---- SOURCE MATERIAL
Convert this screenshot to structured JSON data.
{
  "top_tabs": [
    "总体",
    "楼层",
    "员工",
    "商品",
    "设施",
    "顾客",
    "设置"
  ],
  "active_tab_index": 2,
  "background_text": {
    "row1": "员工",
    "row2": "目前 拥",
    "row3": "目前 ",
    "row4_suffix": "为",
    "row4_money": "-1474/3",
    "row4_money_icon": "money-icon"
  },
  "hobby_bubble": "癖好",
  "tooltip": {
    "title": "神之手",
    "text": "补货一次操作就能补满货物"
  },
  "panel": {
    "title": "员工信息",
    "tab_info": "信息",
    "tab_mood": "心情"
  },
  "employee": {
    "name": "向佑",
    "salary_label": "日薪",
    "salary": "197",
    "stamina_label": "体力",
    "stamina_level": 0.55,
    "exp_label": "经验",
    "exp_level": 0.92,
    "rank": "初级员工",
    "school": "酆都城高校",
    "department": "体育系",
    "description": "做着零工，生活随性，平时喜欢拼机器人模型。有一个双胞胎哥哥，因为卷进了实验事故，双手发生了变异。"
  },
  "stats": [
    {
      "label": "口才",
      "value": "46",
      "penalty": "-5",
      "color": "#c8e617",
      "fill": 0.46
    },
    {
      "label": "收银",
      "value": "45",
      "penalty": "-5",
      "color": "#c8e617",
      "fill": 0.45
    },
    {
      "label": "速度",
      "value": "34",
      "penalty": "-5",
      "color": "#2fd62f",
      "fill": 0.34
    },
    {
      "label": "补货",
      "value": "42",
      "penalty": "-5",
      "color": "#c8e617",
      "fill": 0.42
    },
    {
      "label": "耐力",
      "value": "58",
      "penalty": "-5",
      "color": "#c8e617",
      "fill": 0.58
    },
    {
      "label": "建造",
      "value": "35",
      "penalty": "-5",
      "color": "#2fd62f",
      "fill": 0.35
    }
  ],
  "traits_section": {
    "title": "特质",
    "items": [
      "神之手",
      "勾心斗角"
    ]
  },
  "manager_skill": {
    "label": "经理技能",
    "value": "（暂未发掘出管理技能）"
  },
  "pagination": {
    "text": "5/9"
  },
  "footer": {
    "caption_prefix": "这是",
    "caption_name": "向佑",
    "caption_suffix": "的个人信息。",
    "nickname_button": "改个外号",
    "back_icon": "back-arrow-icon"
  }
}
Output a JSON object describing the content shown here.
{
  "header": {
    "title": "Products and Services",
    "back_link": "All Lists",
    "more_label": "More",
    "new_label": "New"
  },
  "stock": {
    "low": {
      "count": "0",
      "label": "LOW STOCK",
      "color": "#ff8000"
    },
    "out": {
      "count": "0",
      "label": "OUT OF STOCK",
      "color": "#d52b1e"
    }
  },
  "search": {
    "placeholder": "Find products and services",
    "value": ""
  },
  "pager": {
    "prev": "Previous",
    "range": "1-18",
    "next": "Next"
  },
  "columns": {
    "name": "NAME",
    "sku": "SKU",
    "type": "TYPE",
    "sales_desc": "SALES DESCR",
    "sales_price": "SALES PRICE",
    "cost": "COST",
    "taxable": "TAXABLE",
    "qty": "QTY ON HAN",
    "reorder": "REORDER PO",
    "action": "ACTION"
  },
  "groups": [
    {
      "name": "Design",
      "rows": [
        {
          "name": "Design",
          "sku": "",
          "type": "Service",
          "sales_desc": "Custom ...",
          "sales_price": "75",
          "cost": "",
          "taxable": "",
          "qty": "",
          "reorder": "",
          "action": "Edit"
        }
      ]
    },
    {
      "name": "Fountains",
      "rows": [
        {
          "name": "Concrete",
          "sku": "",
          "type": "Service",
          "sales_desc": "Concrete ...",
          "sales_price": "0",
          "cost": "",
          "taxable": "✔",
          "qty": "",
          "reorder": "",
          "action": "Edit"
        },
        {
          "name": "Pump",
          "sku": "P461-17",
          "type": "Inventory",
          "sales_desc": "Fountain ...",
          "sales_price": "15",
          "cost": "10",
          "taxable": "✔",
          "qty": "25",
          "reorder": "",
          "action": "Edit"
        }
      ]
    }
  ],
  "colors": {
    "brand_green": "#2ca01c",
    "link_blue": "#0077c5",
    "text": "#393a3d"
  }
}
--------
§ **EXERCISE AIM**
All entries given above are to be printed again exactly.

§ **OUTPUT BELOW**
Convert this screenshot to structured JSON data.
{
  "top_tabs": [
    "总体",
    "楼层",
    "员工",
    "商品",
    "设施",
    "顾客",
    "设置"
  ],
  "active_tab_index": 2,
  "background_text": {
    "row1": "员工",
    "row2": "目前 拥",
    "row3": "目前 ",
    "row4_suffix": "为",
    "row4_money": "-1474/3",
    "row4_money_icon": "money-icon"
  },
  "hobby_bubble": "癖好",
  "tooltip": {
    "title": "神之手",
    "text": "补货一次操作就能补满货物"
  },
  "panel": {
    "title": "员工信息",
    "tab_info": "信息",
    "tab_mood": "心情"
  },
  "employee": {
    "name": "向佑",
    "salary_label": "日薪",
    "salary": "197",
    "stamina_label": "体力",
    "stamina_level": 0.55,
    "exp_label": "经验",
    "exp_level": 0.92,
    "rank": "初级员工",
    "school": "酆都城高校",
    "department": "体育系",
    "description": "做着零工，生活随性，平时喜欢拼机器人模型。有一个双胞胎哥哥，因为卷进了实验事故，双手发生了变异。"
  },
  "stats": [
    {
      "label": "口才",
      "value": "46",
      "penalty": "-5",
      "color": "#c8e617",
      "fill": 0.46
    },
    {
      "label": "收银",
      "value": "45",
      "penalty": "-5",
      "color": "#c8e617",
      "fill": 0.45
    },
    {
      "label": "速度",
      "value": "34",
      "penalty": "-5",
      "color": "#2fd62f",
      "fill": 0.34
    },
    {
      "label": "补货",
      "value": "42",
      "penalty": "-5",
      "color": "#c8e617",
      "fill": 0.42
    },
    {
      "label": "耐力",
      "value": "58",
      "penalty": "-5",
      "color": "#c8e617",
      "fill": 0.58
    },
    {
      "label": "建造",
      "value": "35",
      "penalty": "-5",
      "color": "#2fd62f",
      "fill": 0.35
    }
  ],
  "traits_section": {
    "title": "特质",
    "items": [
      "神之手",
      "勾心斗角"
    ]
  },
  "manager_skill": {
    "label": "经理技能",
    "value": "（暂未发掘出管理技能）"
  },
  "pagination": {
    "text": "5/9"
  },
  "footer": {
    "caption_prefix": "这是",
    "caption_name": "向佑",
    "caption_suffix": "的个人信息。",
    "nickname_button": "改个外号",
    "back_icon": "back-arrow-icon"
  }
}
Output a JSON object describing the content shown here.
{
  "header": {
    "title": "Products and Services",
    "back_link": "All Lists",
    "more_label": "More",
    "new_label": "New"
  },
  "stock": {
    "low": {
      "count": "0",
      "label": "LOW STOCK",
      "color": "#ff8000"
    },
    "out": {
      "count": "0",
      "label": "OUT OF STOCK",
      "color": "#d52b1e"
    }
  },
  "search": {
    "placeholder": "Find products and services",
    "value": ""
  },
  "pager": {
    "prev": "Previous",
    "range": "1-18",
    "next": "Next"
  },
  "columns": {
    "name": "NAME",
    "sku": "SKU",
    "type": "TYPE",
    "sales_desc": "SALES DESCR",
    "sales_price": "SALES PRICE",
    "cost": "COST",
    "taxable": "TAXABLE",
    "qty": "QTY ON HAN",
    "reorder": "REORDER PO",
    "action": "ACTION"
  },
  "groups": [
    {
      "name": "Design",
      "rows": [
        {
          "name": "Design",
          "sku": "",
          "type": "Service",
          "sales_desc": "Custom ...",
          "sales_price": "75",
          "cost": "",
          "taxable": "",
          "qty": "",
          "reorder": "",
          "action": "Edit"
        }
      ]
    },
    {
      "name": "Fountains",
      "rows": [
        {
          "name": "Concrete",
          "sku": "",
          "type": "Service",
          "sales_desc": "Concrete ...",
          "sales_price": "0",
          "cost": "",
          "taxable": "✔",
          "qty": "",
          "reorder": "",
          "action": "Edit"
        },
        {
          "name": "Pump",
          "sku": "P461-17",
          "type": "Inventory",
          "sales_desc": "Fountain ...",
          "sales_price": "15",
          "cost": "10",
          "taxable": "✔",
          "qty": "25",
          "reorder": "",
          "action": "Edit"
        }
      ]
    }
  ],
  "colors": {
    "brand_green": "#2ca01c",
    "link_blue": "#0077c5",
    "text": "#393a3d"
  }
}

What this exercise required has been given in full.